By this point, we had decided the upgrade to queen size was worth it. If we measured the mattress, we would see that the queen was only six more inches wide and five more inches tall than the full, but it seemed to make a big difference when in position. Once in the store, I had hoped that our salesperson from the prior week was off that day, but we were spotted by The Man and identified right away.
We tested a few mattresses again and we agreed on the one we would purchase. The regular sticker price for the set was $999.99, but after sitting down with our guy once again, now ready for a purchase, he brought the price down to $600-something, and adding in delivery, steel frame (I would have kept the old one but the queen size requires an supporting bar as Marcus mentions below), mattress protector (a fancy pad), and tax, the total came to $775 — below our $800 limit.
We could have taken or left the offer. My girlfriend and I decided to go for a walk outside of the store to “discuss” it and decide.
On our short walk and discussion, we confirmed that we were ready to proceed with the purchase and the price was reasonable. I also decided to try to haggle a little more. We went back in and sat down with Lou who once again reviewed everything we’d be getting and the price. I tried to bargain, requesting that he give us a price closer to $700, but he reaffirmed he had already gone lower than “allowed.” I didn’t buy his excuse, but he was immovable, so we stuck with the $775.
The good news is delivery was available for the following day, so I slept for the first time on the new bed last night. Unfortunately, A. won’t have her first opportunity to test the purchase overnight for a few weeks.
So take what you want from my experience, but if you’re looking for tips, I could manage a few:
- Understand the construction of different types of mattresses and the differences between coils and foam. Most mattresses have various layers. If you wouldn’t eat a sandwich without knowing what’s inside, pretend the mattress is a very large sandwich.
- Don’t shop until you know if you’ll be more comfortable on a firmer or softer top. Realization of your body’s preference comes from actual sleeping experience on different types of beds; it’s hard to get a long-term feel from 120 seconds on a bed in a store.
- The mattress and box spring will last ten to fifteen years — maybe even more if well cared for — so don’t be afraid to think far ahead. Thinking about spreading the cost over that time helps convince you the expense can be worth it.
- Be aware of what is covered under the warranty and what actions or inactions void the contract. For example, using the mattress on a nonmatching box spring voids the warranty.
- Don’t try to comparison-shop models — the manufacturers and sellers work hard to make this very difficult. Do spend a lot of time lying on the showroom mattresses. Buying from a mattress store can save you from headaches that you might get by trying to make a satisfying purchase over the phone or online.
- If you’re sharing the bed with someone, involve them in the decision.
- If you have serious back problems, speak to a doctor first. He or she may suggest therapeutic mattresses for those who will benefit.

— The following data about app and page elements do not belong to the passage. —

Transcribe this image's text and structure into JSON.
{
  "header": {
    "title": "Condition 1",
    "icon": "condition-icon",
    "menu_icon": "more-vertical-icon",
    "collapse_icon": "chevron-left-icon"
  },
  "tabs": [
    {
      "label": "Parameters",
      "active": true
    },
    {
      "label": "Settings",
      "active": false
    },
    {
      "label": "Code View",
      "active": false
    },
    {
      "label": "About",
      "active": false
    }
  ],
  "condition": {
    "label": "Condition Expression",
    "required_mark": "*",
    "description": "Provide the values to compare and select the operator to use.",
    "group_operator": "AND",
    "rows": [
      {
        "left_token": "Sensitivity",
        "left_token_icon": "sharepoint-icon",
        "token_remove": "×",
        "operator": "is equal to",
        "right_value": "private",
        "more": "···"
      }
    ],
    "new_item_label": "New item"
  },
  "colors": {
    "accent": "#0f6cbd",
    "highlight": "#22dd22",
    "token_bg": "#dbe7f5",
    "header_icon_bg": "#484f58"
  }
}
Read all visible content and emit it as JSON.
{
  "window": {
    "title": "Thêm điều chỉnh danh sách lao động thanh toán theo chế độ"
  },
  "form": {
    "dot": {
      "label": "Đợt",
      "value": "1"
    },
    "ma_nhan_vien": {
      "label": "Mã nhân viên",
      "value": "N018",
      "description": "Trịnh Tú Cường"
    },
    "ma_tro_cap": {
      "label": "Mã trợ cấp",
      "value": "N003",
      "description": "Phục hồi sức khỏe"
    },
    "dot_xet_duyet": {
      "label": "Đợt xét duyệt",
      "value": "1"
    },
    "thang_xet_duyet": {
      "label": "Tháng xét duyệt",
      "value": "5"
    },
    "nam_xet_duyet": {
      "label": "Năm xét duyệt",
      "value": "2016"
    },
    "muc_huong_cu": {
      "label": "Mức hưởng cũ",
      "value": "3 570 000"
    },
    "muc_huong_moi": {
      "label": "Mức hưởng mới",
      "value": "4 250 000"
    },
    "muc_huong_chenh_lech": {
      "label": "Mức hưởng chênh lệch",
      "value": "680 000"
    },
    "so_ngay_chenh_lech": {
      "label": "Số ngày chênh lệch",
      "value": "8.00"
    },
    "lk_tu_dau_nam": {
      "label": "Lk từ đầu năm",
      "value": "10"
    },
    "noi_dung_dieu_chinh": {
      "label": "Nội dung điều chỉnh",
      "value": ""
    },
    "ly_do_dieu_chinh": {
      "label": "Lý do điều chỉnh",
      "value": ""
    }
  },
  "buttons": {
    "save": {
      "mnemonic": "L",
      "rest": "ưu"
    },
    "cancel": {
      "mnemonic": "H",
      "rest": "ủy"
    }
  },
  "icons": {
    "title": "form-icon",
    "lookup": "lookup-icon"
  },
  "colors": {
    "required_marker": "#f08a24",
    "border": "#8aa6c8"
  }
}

- Determine the size you want or need beforehand. If you tend to be more comfortable moving around during the night, you may want a larger bed. On the other hand, if you have a small bedroom, a full size may be the best fit.
Feel free to share any other tips or suggestions.
Updated October 21, 2015 and originally published October 11, 2005.